What does it mean to have someone like Alice Cooper to come and open the show?
Nikki Sixx: When I was a kid, these guys were all playing guitars and this other kid had a drum kit and we went to his house. I remember walking into his garage and he had this huge poster of Alice and he had the snake wrapped around his neck and the gothic makeup. I was like, what the hell is that? He goes, "It’s Alice Cooper." I’ve been hooked ever since. His music first and foremost is the thing I listen to, but his performances, like Motley Crue, are over the top.
Throughout your career, there have been great tours and albums. For each of you personally, is there an album/tour cycle that was the most rewarding creatively and personally?
Vince Neil: Probably 'Girls, Girls, Girls.' We had just finished up our 'Theater of Pain' thing which was cool, but then it was a little too slick. We kind of got grungy for 'Girls, Girls, Girls.' We all had street biker gang gear. That tour was mine.
Nikki Sixx: It still didn’t feel like we were one of the biggest bands in the world, we were still fighting for that crown during 'Girls, Girls, Girls.' By the time we hit 'Dr. Feelgood,' all bets were off. We had arrived. We did a lot of work to get there. I think it was hard for us, for as much work as we’d put into 'Girls, Girls, Girls' we knew that album was a No. 1 album. But with payola, we were cheated out of our No. 1 record. Whitney Houston debuted at No. 1 [instead], and I think at that moment we said that was never going to happen to us again. We decided to make one of the greatest records of our career. We hunkered down for, God how long were we in Vancouver?
Vince Neil: Nine months.
Nikki Sixx: Nine months, just working and re-writing lyrics and re-doing vocals.

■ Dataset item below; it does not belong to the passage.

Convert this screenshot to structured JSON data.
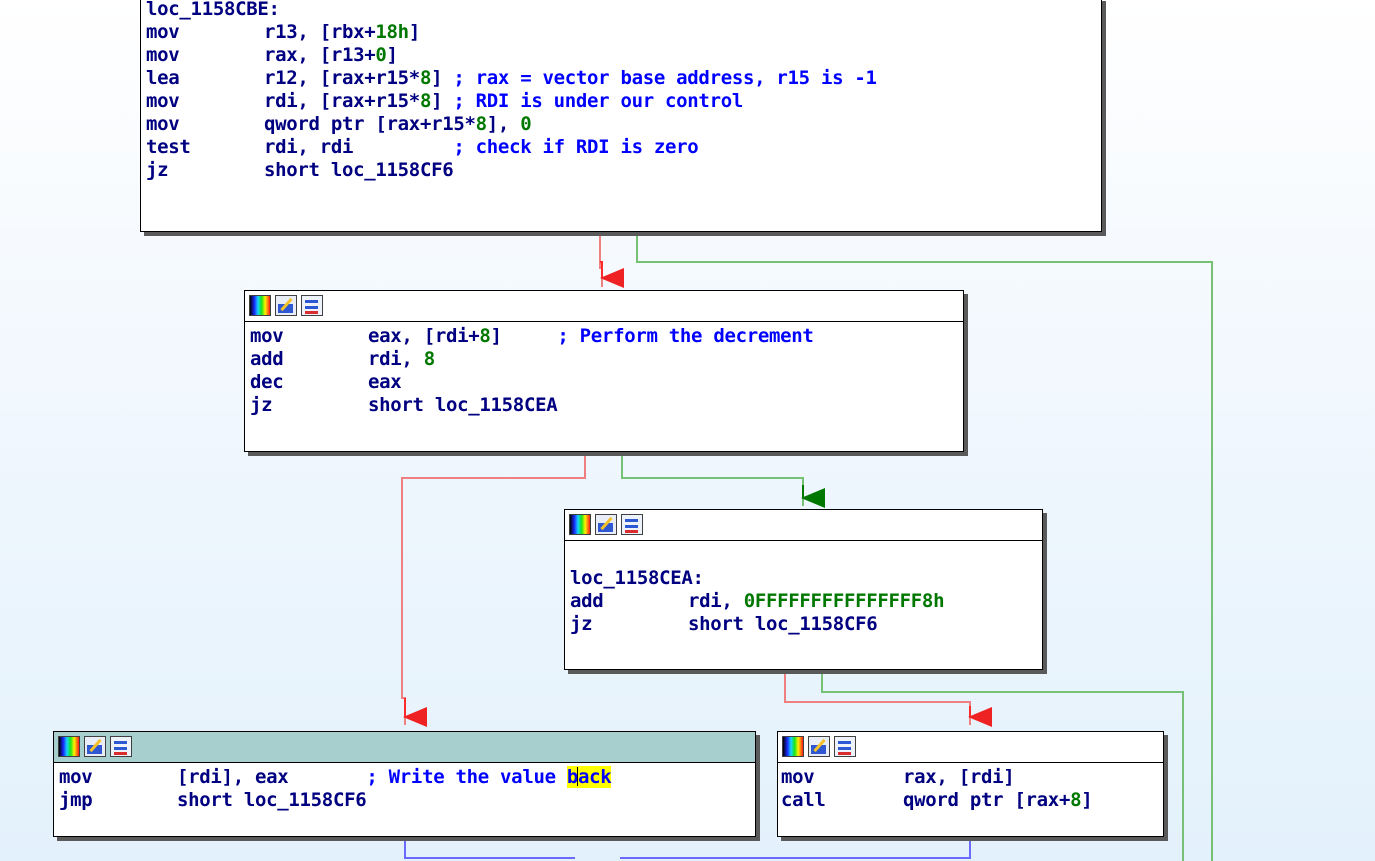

Working, working, working so no one could ever take that away from us, and we got our No. 1. I like to call it our second No. 1 record!